■ WHAT YOU NEED TO DO ■
Return a copy of each line in the listing that includes the word "screenshot".

# # #

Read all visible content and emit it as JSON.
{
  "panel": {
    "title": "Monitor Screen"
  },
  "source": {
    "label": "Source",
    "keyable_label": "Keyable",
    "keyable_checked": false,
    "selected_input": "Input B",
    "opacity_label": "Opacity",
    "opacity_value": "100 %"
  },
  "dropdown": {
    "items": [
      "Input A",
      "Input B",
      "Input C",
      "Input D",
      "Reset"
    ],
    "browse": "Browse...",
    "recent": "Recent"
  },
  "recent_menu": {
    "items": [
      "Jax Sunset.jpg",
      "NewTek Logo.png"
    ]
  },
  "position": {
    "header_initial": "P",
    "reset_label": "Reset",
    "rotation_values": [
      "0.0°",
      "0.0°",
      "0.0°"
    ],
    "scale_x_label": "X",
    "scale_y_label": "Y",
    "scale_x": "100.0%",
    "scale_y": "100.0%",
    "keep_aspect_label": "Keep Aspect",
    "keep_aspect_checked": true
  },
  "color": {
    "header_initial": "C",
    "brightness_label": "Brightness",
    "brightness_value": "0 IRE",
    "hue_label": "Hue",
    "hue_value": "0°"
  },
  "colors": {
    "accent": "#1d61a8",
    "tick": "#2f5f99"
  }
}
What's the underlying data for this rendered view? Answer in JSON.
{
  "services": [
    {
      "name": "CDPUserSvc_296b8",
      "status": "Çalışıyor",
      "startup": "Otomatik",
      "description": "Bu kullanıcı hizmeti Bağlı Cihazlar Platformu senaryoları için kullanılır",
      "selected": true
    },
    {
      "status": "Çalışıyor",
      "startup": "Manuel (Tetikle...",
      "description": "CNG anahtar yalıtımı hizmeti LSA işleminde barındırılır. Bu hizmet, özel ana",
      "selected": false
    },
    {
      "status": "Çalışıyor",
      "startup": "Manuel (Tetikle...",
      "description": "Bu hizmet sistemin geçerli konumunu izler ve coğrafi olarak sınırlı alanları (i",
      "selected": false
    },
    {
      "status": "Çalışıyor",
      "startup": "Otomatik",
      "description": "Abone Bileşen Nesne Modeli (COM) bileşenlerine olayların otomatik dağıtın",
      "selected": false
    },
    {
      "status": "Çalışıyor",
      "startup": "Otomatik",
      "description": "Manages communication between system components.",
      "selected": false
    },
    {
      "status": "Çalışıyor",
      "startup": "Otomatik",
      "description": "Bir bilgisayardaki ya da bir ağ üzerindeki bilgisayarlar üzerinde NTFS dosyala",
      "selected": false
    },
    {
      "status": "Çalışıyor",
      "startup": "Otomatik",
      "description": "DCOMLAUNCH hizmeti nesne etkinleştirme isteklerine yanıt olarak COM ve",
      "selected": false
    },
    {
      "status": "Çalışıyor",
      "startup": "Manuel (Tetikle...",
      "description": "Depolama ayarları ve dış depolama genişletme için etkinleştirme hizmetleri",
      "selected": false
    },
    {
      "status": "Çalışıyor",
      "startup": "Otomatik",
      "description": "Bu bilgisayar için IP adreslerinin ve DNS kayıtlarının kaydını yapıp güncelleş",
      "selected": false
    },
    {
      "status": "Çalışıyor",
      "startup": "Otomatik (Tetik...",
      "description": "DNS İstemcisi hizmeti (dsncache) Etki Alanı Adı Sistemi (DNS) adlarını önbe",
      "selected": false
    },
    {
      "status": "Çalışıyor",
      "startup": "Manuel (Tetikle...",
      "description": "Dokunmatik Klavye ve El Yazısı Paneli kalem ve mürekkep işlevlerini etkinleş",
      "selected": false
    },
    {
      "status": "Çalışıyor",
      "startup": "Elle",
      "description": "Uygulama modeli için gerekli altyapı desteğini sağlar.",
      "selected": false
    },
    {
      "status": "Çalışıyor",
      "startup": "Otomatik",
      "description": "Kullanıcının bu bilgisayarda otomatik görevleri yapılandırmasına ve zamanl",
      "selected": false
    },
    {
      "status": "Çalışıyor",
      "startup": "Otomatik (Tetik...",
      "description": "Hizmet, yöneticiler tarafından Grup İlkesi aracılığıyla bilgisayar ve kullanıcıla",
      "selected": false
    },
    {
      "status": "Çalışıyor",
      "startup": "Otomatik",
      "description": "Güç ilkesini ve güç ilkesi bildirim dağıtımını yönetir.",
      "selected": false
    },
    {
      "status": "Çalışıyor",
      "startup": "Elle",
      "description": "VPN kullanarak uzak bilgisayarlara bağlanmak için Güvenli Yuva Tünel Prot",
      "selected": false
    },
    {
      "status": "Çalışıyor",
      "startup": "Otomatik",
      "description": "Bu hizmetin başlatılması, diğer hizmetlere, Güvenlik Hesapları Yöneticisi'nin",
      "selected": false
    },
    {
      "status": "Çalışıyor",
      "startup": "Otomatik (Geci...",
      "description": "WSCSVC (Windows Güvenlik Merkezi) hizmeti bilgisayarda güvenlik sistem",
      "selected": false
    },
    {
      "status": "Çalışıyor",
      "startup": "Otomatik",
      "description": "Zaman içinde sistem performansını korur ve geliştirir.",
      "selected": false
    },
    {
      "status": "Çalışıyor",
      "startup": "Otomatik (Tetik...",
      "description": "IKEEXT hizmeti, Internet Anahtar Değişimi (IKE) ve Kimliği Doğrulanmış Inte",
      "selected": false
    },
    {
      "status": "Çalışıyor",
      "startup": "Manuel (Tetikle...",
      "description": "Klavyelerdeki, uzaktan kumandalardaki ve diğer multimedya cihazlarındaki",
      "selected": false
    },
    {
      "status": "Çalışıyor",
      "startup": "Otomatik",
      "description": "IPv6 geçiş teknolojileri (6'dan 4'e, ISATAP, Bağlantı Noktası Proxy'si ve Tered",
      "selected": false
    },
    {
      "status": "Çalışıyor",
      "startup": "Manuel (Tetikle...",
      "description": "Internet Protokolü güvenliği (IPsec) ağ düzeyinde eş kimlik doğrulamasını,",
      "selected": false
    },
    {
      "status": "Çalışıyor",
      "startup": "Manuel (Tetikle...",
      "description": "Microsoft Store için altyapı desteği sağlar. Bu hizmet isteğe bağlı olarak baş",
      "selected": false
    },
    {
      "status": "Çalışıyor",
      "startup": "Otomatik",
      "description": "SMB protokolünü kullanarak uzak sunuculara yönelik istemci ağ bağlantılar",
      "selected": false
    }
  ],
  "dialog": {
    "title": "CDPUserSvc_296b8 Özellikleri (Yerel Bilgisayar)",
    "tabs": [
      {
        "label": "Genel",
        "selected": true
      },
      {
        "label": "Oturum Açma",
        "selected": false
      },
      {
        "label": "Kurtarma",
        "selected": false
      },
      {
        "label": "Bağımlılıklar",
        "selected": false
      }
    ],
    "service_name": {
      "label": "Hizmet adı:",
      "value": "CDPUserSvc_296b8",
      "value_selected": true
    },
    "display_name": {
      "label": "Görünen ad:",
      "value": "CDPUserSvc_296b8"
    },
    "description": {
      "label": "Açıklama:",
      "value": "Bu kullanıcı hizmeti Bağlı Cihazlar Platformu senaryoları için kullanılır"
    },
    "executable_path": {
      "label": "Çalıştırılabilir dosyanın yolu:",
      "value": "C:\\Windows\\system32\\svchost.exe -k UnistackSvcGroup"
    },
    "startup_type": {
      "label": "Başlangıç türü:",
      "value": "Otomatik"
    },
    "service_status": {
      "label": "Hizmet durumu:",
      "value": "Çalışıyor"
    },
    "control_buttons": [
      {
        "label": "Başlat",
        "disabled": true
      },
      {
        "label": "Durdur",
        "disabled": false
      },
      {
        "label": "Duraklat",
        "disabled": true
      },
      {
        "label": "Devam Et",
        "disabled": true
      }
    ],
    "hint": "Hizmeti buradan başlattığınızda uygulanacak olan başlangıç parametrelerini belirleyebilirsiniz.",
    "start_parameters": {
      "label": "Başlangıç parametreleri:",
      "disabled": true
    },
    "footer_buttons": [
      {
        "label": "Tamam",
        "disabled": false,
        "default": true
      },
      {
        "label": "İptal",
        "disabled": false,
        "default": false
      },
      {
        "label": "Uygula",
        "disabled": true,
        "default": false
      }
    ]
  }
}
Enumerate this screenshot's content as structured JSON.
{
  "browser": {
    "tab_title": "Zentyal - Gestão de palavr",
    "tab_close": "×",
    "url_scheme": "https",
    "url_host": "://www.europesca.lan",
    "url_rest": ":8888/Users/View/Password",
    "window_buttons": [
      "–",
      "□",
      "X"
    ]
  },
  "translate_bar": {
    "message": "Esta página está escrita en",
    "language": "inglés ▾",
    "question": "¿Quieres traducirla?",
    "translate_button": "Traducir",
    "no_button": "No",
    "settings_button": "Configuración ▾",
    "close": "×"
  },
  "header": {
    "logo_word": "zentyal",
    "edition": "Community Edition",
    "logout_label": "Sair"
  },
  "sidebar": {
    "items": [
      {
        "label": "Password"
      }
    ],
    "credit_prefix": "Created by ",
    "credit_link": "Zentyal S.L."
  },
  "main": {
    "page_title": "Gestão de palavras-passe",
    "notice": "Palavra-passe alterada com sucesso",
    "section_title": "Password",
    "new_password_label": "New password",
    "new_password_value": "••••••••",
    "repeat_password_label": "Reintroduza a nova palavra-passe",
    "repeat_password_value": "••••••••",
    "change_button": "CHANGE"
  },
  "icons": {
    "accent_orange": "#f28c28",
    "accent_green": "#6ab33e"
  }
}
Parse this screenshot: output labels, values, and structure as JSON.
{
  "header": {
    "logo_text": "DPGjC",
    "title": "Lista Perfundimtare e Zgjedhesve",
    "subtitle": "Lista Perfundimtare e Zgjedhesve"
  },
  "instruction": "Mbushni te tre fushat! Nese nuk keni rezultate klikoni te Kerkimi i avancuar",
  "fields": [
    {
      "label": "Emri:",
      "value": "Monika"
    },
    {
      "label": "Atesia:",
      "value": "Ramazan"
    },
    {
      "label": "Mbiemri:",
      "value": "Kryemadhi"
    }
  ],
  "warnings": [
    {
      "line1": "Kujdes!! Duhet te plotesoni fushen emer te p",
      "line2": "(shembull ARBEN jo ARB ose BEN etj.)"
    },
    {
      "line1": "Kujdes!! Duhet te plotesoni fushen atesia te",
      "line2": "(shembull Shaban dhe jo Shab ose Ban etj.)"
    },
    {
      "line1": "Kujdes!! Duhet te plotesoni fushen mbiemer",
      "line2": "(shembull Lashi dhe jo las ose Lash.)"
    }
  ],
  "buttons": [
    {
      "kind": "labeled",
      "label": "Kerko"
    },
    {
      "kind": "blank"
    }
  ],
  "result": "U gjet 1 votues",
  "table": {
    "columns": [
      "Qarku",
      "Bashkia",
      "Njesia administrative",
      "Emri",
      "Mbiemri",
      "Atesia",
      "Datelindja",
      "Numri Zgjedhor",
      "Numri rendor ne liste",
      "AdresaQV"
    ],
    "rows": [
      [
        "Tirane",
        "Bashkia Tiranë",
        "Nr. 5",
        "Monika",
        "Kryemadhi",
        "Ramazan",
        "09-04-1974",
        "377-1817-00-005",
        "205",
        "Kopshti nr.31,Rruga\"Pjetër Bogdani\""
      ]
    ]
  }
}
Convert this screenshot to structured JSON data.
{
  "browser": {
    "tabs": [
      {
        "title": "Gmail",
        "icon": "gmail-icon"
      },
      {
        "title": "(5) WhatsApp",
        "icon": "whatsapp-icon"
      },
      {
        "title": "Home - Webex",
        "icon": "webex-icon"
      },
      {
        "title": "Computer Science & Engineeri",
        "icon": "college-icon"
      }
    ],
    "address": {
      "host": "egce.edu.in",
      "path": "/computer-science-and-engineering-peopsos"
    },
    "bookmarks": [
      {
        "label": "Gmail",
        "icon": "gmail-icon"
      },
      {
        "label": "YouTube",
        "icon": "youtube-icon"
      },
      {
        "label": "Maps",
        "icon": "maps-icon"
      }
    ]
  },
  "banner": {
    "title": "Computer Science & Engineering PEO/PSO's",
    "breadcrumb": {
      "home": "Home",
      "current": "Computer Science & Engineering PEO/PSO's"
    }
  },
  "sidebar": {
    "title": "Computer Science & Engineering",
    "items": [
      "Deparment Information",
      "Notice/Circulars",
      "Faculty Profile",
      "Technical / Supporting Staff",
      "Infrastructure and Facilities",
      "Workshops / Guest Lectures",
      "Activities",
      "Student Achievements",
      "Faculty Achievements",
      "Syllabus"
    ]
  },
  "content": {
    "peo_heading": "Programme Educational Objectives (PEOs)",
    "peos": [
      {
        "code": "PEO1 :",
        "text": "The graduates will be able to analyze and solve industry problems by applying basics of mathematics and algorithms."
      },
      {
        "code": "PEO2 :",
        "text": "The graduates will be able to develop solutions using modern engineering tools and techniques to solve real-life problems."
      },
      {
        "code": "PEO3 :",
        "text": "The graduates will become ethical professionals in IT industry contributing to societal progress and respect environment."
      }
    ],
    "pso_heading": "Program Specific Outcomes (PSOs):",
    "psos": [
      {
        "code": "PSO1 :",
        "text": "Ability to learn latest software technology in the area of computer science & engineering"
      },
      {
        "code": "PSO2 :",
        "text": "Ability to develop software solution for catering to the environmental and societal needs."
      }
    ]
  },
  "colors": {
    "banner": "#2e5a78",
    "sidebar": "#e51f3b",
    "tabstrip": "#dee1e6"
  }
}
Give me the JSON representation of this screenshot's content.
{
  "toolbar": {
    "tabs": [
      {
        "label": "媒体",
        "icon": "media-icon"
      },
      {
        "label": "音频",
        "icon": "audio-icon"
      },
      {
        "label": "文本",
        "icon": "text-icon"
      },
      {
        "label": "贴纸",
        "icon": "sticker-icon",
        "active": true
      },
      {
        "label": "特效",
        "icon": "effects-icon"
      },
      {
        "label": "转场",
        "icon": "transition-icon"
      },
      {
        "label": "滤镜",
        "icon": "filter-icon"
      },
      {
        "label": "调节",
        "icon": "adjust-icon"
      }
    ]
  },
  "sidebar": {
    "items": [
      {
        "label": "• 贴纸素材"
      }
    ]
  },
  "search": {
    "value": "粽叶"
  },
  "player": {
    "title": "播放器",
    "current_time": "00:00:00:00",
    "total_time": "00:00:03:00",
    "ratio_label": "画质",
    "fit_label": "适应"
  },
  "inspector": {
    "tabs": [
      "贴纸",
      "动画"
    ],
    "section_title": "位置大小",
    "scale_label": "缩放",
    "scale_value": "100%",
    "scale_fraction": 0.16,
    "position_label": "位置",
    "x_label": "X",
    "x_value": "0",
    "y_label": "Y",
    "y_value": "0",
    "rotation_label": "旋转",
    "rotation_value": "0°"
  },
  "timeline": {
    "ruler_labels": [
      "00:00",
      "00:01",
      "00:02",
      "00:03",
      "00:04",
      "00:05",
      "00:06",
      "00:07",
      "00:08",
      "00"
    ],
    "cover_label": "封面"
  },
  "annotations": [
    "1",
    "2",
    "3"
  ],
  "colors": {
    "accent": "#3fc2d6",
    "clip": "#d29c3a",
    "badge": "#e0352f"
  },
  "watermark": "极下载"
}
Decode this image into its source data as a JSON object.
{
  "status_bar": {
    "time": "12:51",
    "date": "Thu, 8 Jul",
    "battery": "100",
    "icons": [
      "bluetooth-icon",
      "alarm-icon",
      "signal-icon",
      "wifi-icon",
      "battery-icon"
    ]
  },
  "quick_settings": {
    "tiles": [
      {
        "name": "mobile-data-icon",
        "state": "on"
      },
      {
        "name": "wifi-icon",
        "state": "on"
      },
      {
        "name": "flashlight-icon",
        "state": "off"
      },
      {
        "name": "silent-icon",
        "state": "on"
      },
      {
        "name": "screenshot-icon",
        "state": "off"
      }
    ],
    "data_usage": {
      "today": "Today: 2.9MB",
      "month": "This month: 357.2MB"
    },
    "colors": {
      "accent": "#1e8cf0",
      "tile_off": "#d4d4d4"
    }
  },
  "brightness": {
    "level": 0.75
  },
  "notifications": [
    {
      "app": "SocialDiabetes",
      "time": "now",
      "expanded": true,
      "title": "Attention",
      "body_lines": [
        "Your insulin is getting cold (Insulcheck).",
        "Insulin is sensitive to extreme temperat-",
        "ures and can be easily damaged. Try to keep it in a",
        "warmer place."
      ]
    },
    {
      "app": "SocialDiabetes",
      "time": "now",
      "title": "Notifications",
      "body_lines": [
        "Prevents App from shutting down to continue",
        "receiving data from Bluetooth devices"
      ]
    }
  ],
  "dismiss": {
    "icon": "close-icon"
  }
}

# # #

■ RESULT OF THE TASK ■
Enumerate this screenshot's content as structured JSON.
Parse this screenshot: output labels, values, and structure as JSON.
Convert this screenshot to structured JSON data.
Give me the JSON representation of this screenshot's content.
        "name": "screenshot-icon",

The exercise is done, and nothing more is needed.